Whatever your opinion, it is clear that smartphones, tablets and the apps that go with them are here to stay.  More than a quarter of 3-4 year olds in the UK use a tablet at home, while three quarters of children access some sort of smart mobile device in the US.  So instead of banning your child from using them, perhaps a better approach is to ensure you download apps that are age appropriate and offer educational value. 

Yes, apps can offer education, creativity and entertainment.  But a quick note, if data allowance prevents you from downloading or using these apps, then you can get around this by signing up for a mobile broadband package with a low cost provider.  For example, you can order a SIM card from the MobiData website, which is free and comes with 100MB complementary data.  Their packages are well priced and you are not locked into long term contracts. Don’t let kids go wild on your phone or tablet without checking out your data allowance first!

With that said, what are some of the best apps on the market at the moment?

Endless Alphabet

This app features 50 words for children to learn and play with.  It uses animation to teach them the meaning of each word, which allows them to learn as well as provide entertainment benefits. Here’s a good review on this app.

Comics in the Classroom

This is an innovative app that engages children to learn about historical figures and events through the use of comics.  The content is fully researched, the illustrations are stunning and it is designed to improve literacy as well.

My First 101 Words

Fun and interactive, this child friendly app uses videos instead of pictures and narrative to teach toddlers.  It is also recommended for use by those with learning difficulties, or non-English speakers.

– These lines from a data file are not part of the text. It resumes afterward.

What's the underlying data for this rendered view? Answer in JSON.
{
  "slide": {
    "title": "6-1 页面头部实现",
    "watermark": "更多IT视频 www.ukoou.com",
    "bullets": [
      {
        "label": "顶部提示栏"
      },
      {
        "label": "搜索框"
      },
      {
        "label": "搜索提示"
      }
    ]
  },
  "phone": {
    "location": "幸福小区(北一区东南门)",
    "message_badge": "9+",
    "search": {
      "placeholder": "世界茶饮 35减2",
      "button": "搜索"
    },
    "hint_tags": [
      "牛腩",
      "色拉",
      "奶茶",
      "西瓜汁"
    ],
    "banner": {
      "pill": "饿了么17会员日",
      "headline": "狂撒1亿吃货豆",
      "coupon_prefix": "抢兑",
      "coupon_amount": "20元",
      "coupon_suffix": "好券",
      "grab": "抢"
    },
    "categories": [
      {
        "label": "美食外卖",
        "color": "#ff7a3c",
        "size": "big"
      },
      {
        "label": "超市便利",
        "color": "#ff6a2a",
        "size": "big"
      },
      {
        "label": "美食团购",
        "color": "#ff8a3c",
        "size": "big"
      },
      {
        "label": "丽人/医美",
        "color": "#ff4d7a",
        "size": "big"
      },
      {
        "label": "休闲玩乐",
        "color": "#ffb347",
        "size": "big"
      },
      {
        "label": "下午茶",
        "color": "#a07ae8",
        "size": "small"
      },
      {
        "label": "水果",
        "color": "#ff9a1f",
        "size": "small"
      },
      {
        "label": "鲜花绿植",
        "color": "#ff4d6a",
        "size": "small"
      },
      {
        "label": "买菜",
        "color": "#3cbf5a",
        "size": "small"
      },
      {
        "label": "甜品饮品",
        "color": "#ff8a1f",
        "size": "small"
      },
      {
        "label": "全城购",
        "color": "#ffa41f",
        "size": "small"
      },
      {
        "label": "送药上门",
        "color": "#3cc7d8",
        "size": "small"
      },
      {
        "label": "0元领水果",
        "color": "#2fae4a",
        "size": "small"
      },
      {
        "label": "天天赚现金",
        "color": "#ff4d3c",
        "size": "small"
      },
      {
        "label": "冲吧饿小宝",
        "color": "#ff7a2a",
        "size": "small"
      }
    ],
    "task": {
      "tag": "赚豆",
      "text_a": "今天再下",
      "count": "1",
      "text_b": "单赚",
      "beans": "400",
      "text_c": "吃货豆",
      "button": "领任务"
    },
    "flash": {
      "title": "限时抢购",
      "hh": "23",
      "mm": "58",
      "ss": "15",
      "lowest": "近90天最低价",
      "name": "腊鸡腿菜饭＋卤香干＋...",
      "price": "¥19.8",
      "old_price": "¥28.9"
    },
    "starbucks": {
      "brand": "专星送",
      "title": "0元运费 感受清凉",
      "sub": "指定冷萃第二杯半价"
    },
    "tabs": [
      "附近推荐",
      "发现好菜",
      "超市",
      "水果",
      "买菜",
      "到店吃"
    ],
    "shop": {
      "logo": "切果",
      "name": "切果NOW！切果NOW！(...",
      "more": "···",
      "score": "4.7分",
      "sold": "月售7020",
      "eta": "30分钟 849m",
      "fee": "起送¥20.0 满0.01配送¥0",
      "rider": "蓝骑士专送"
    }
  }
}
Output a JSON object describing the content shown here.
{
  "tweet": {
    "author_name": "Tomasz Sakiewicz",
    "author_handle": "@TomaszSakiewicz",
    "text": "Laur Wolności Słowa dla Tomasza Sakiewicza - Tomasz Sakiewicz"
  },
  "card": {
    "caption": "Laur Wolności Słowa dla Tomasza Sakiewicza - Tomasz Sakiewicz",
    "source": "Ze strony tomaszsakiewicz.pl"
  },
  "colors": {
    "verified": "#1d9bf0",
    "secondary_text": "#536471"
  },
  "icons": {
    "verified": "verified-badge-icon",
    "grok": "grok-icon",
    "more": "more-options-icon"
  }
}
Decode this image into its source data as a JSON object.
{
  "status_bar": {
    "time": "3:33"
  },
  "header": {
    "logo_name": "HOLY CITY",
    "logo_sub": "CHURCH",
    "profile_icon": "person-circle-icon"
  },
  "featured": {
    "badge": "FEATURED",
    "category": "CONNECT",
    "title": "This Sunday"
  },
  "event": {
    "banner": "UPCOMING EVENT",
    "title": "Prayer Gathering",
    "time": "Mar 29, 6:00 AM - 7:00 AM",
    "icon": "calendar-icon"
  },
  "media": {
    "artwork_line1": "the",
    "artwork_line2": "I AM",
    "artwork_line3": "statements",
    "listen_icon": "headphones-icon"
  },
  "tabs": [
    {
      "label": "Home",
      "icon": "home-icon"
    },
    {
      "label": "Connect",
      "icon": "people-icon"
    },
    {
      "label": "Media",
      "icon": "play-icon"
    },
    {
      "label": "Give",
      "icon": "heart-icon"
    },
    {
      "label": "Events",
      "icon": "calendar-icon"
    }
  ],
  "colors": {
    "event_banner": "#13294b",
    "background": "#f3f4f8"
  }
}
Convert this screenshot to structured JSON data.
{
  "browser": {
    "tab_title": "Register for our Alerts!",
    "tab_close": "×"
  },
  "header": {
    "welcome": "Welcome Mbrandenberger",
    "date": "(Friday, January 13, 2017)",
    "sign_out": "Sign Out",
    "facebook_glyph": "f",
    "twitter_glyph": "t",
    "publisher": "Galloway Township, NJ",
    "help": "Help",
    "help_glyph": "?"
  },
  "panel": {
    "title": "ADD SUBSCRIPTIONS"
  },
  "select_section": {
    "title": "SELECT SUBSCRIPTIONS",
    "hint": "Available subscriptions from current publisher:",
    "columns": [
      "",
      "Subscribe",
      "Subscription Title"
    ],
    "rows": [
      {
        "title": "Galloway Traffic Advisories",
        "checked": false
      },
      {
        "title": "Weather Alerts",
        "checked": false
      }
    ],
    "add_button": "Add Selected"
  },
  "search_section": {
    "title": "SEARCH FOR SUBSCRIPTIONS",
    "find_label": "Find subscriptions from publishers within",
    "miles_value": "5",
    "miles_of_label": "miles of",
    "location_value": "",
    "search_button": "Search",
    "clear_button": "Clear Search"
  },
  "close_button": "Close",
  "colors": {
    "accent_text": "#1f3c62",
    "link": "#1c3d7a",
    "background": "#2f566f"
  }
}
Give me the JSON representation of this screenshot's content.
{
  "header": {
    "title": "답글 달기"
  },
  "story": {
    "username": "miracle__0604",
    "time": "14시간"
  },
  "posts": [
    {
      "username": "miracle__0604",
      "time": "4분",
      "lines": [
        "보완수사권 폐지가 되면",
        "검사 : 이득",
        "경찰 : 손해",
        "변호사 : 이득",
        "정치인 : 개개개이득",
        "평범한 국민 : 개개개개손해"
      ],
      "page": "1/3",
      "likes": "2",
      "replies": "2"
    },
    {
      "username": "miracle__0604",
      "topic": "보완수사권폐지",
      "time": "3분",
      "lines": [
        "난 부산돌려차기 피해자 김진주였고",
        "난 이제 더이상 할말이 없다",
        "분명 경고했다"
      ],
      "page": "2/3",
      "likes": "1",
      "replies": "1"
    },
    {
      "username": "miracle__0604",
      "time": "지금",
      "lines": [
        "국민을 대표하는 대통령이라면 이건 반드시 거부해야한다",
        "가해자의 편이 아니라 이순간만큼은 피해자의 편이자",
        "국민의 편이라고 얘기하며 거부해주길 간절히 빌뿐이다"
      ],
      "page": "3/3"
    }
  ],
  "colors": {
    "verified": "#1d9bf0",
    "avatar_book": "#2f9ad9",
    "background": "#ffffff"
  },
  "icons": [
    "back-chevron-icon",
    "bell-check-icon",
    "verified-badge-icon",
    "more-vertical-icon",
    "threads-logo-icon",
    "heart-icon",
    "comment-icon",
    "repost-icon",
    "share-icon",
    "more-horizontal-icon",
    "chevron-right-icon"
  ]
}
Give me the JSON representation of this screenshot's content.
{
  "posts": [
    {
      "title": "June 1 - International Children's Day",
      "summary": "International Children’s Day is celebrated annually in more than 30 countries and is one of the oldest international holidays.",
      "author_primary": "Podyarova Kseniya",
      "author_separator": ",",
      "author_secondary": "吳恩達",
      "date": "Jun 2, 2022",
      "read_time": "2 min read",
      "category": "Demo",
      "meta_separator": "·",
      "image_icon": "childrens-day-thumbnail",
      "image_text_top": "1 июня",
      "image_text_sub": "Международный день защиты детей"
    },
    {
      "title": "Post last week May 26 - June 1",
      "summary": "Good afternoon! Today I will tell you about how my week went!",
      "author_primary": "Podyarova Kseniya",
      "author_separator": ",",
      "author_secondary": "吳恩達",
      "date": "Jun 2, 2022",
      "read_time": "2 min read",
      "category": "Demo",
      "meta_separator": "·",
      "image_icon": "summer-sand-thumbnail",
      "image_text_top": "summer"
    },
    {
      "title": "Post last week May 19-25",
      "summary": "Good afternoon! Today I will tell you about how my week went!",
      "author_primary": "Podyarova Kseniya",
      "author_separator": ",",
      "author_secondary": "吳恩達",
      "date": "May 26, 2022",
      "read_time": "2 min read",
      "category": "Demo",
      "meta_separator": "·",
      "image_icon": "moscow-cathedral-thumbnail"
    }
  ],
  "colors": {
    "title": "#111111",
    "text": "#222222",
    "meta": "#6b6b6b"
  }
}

Parents who want to combine physical activity with mobile devices would enjoy this app.  SquiggleFish comes as an empty digital aquarium.  In order to have a full tank of fish, your child needs to get out his or her crayons and actually draw them onto real paper.  By scanning the finished drawings into the app, your child will then see their creations swimming around on screen.


Another app that focuses on creativity, Drawnimal requires your child to draw around the mobile device to add main features to the animal faces on screen.  It also uses animation to teach them the alphabet.

Great British Chefs Kids

One for slightly older children, this is a free app that will encourage your children to do some cooking.  There are 105 recipes available, each with detailed instructions, as well as photographs and videos to show them what to do.


Children who love music will enjoy this iPad app, which contains numerous storybooks, each with its own song.  You can listen to the song and read at the same time, or play on virtual musical instruments to nurture their musical talent.

To summarise? Children gain knowledge in a variety of ways, so incorporate apps as a part of a balanced range of activities and watch them enjoy this mode of learning.